He has experience in commerce and in the world of farming as well as politics but when it comes to telecommunications, the National party's new spokesman John Luxton is the first to admit he's on a steep learning curve.
Luxton has only been in the job for a matter of days, taking over from Alec Neill who will focus on his role as spokesman for local government and for conservation.
"I do have some concerns about the new legislation being introduced, particularly with regard to the new supplementary order paper [SOP], but on the whole we support a very light-handed regulatory regime."
The SOP will make up the bulk of the suggested changes put forward by the select committee that reviewed the draft copy of the new telecommunications bill.
Luxton, who has served his time as a minister of commerce and industry, favours a consistent hands-off approach but does agree the New Zealand market needs some regulation.
"I wouldn't like to see the government changing the rules too often, especially if it's to move the goal posts closer for one particular side. That's not going to instill confidence in the business community." Luxton says there has been innovation and entrepreneurship in New Zealand in the telecommunications sector and he's keen to see that spread.
"Particularly in the mobile phone market there's been a huge amount of real competition and that's driven by new technology." Luxton says the wireless environment is one area he sees huge growth potential, and he would like to see New Zealanders take up the new technology with the same gusto he says he's seen in the mobile phone sector.
"It's one of the success stories of New Zealand in that it's a place where people tend to use new technology because it has been less regulated than any other environment. They've made that investment because they've been able to make a return on it."

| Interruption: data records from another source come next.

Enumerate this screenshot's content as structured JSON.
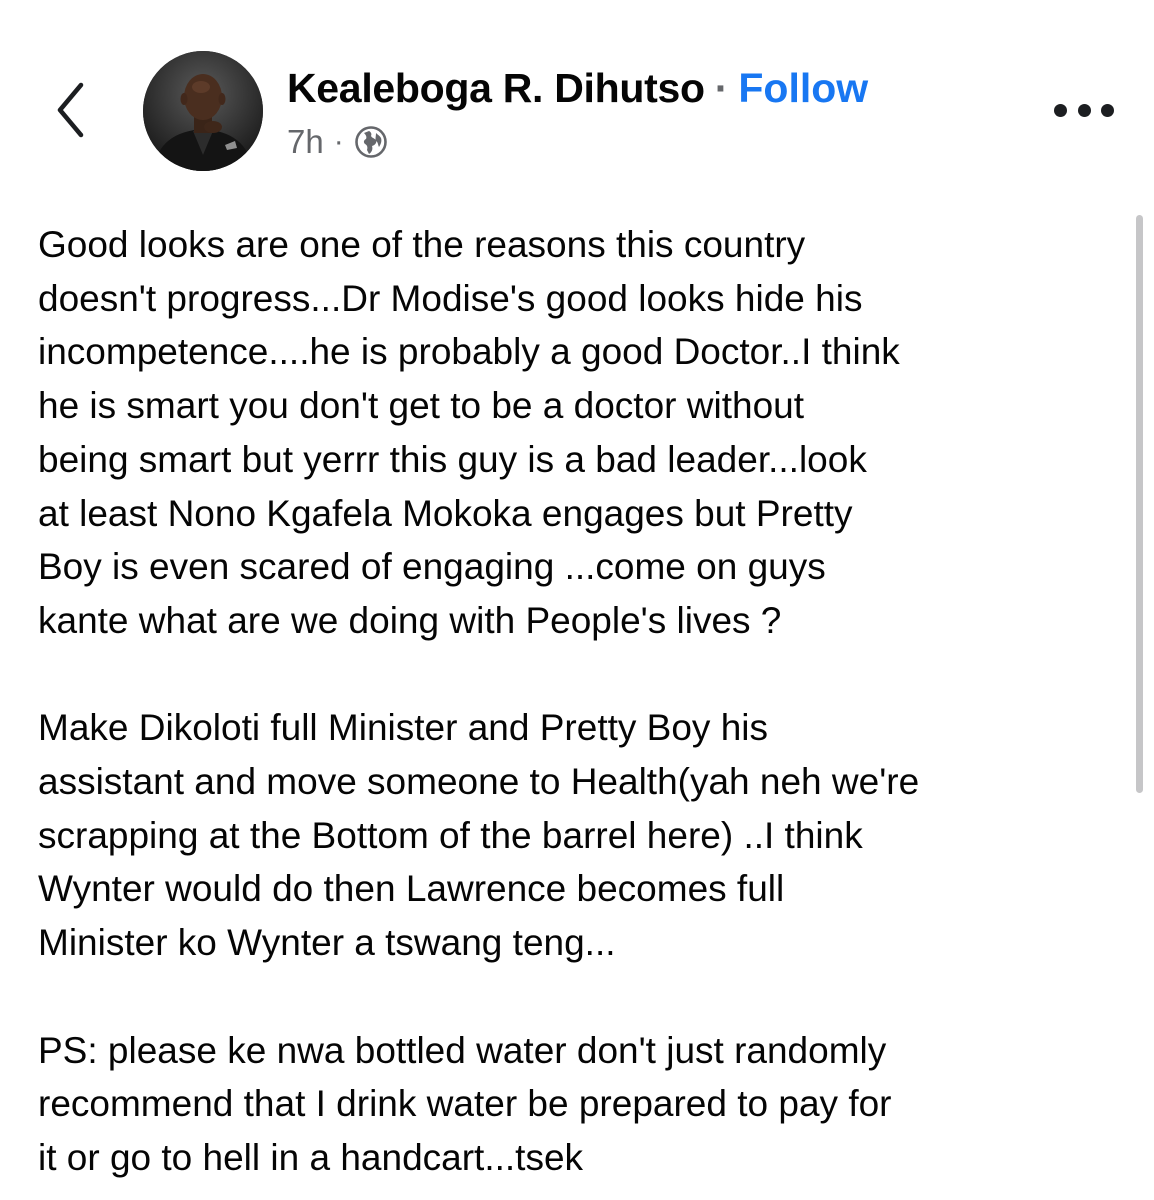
{
  "header": {
    "back_icon": "chevron-left-icon",
    "author_name": "Kealeboga R. Dihutso",
    "separator": "·",
    "follow_label": "Follow",
    "time_ago": "7h",
    "meta_separator": "·",
    "audience_icon": "globe-icon",
    "more_icon": "more-horizontal-icon"
  },
  "post": {
    "paragraphs": [
      "Good looks are one of the reasons this country\ndoesn't progress...Dr Modise's good looks hide his\nincompetence....he is probably a good Doctor..I think\nhe is smart you don't get to be a doctor without\nbeing smart  but yerrr this guy is a bad leader...look\nat least Nono Kgafela Mokoka engages but Pretty\nBoy is even scared of engaging ...come on guys\nkante what are we doing with People's lives ?",
      "Make Dikoloti full Minister and Pretty Boy his\nassistant and move someone to Health(yah neh we're\nscrapping at the Bottom of the barrel here) ..I think\nWynter would do then Lawrence becomes full\nMinister ko Wynter a tswang teng...",
      "PS: please ke nwa bottled water don't just randomly\nrecommend that I drink water be prepared to pay for\nit or go to hell in a handcart...tsek"
    ]
  },
  "colors": {
    "text": "#050505",
    "secondary_text": "#65676b",
    "follow_blue": "#1877f2",
    "scrollbar": "#c6c6c8"
  }
}
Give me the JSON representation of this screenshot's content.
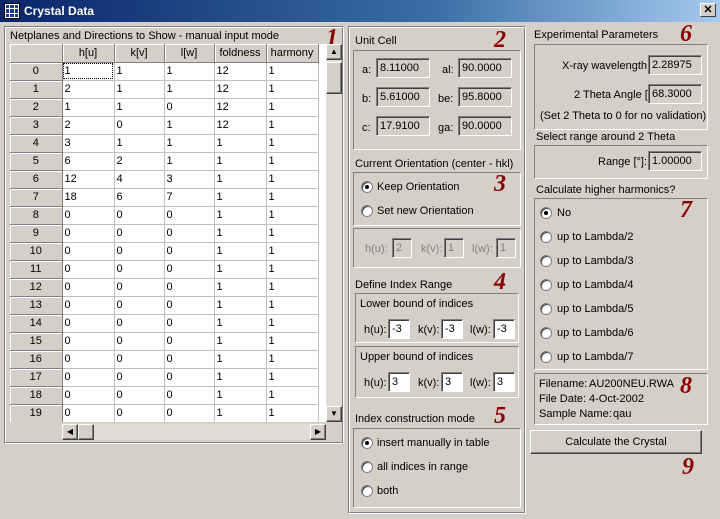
{
  "window": {
    "title": "Crystal Data",
    "close_glyph": "✕"
  },
  "grid_panel": {
    "heading": "Netplanes and Directions to Show - manual input mode",
    "number": "1",
    "columns": [
      "h[u]",
      "k[v]",
      "l[w]",
      "foldness",
      "harmony"
    ],
    "rows": [
      {
        "n": "0",
        "c": [
          "1",
          "1",
          "1",
          "12",
          "1"
        ]
      },
      {
        "n": "1",
        "c": [
          "2",
          "1",
          "1",
          "12",
          "1"
        ]
      },
      {
        "n": "2",
        "c": [
          "1",
          "1",
          "0",
          "12",
          "1"
        ]
      },
      {
        "n": "3",
        "c": [
          "2",
          "0",
          "1",
          "12",
          "1"
        ]
      },
      {
        "n": "4",
        "c": [
          "3",
          "1",
          "1",
          "1",
          "1"
        ]
      },
      {
        "n": "5",
        "c": [
          "6",
          "2",
          "1",
          "1",
          "1"
        ]
      },
      {
        "n": "6",
        "c": [
          "12",
          "4",
          "3",
          "1",
          "1"
        ]
      },
      {
        "n": "7",
        "c": [
          "18",
          "6",
          "7",
          "1",
          "1"
        ]
      },
      {
        "n": "8",
        "c": [
          "0",
          "0",
          "0",
          "1",
          "1"
        ]
      },
      {
        "n": "9",
        "c": [
          "0",
          "0",
          "0",
          "1",
          "1"
        ]
      },
      {
        "n": "10",
        "c": [
          "0",
          "0",
          "0",
          "1",
          "1"
        ]
      },
      {
        "n": "11",
        "c": [
          "0",
          "0",
          "0",
          "1",
          "1"
        ]
      },
      {
        "n": "12",
        "c": [
          "0",
          "0",
          "0",
          "1",
          "1"
        ]
      },
      {
        "n": "13",
        "c": [
          "0",
          "0",
          "0",
          "1",
          "1"
        ]
      },
      {
        "n": "14",
        "c": [
          "0",
          "0",
          "0",
          "1",
          "1"
        ]
      },
      {
        "n": "15",
        "c": [
          "0",
          "0",
          "0",
          "1",
          "1"
        ]
      },
      {
        "n": "16",
        "c": [
          "0",
          "0",
          "0",
          "1",
          "1"
        ]
      },
      {
        "n": "17",
        "c": [
          "0",
          "0",
          "0",
          "1",
          "1"
        ]
      },
      {
        "n": "18",
        "c": [
          "0",
          "0",
          "0",
          "1",
          "1"
        ]
      },
      {
        "n": "19",
        "c": [
          "0",
          "0",
          "0",
          "1",
          "1"
        ]
      }
    ]
  },
  "unit_cell": {
    "heading": "Unit Cell",
    "number": "2",
    "a_label": "a:",
    "a": "8.11000",
    "b_label": "b:",
    "b": "5.61000",
    "c_label": "c:",
    "c": "17.9100",
    "al_label": "al:",
    "al": "90.0000",
    "be_label": "be:",
    "be": "95.8000",
    "ga_label": "ga:",
    "ga": "90.0000"
  },
  "orientation": {
    "heading": "Current Orientation (center - hkl)",
    "number": "3",
    "keep_label": "Keep Orientation",
    "set_label": "Set new Orientation",
    "h_label": "h(u):",
    "h": "2",
    "k_label": "k(v):",
    "k": "1",
    "l_label": "l(w):",
    "l": "1"
  },
  "index_range": {
    "heading": "Define Index Range",
    "number": "4",
    "lower_heading": "Lower bound of indices",
    "upper_heading": "Upper bound of indices",
    "h_label": "h(u):",
    "k_label": "k(v):",
    "l_label": "l(w):",
    "lower_h": "-3",
    "lower_k": "-3",
    "lower_l": "-3",
    "upper_h": "3",
    "upper_k": "3",
    "upper_l": "3"
  },
  "index_mode": {
    "heading": "Index construction mode",
    "number": "5",
    "opt_manual": "insert manually in table",
    "opt_all": "all indices in range",
    "opt_both": "both"
  },
  "experimental": {
    "heading": "Experimental Parameters",
    "number": "6",
    "wavelength_label": "X-ray wavelength:",
    "wavelength": "2.28975",
    "theta_label": "2 Theta Angle [°]:",
    "theta": "68.3000",
    "theta_note": "(Set 2 Theta to 0 for no validation)",
    "range_heading": "Select range around 2 Theta",
    "range_label": "Range [°]:",
    "range": "1.00000"
  },
  "harmonics": {
    "heading": "Calculate higher harmonics?",
    "number": "7",
    "options": [
      "No",
      "up to Lambda/2",
      "up to Lambda/3",
      "up to Lambda/4",
      "up to Lambda/5",
      "up to Lambda/6",
      "up to Lambda/7"
    ]
  },
  "file_info": {
    "number": "8",
    "filename_label": "Filename:",
    "filename": "AU200NEU.RWA",
    "date_label": "File Date:",
    "date": "4-Oct-2002",
    "sample_label": "Sample Name:",
    "sample": "qau"
  },
  "calculate": {
    "label": "Calculate the Crystal",
    "number": "9"
  }
}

Rural telecommunication issues are also close to Luxton's heart and he'll be making sure the non-CBD users aren't left behind by any telco environment.
"I've talked in the past with Ericsson at their facility on the east coast and they're doing some really innovative things over there, world class developments that are being applied overseas before we see them here." He believes the issue of rural access to broadband can't be overstated.
"They are looking to new technologies and they do want to be involved [in the knowledge economy] but there are challenges for both them and for the providers."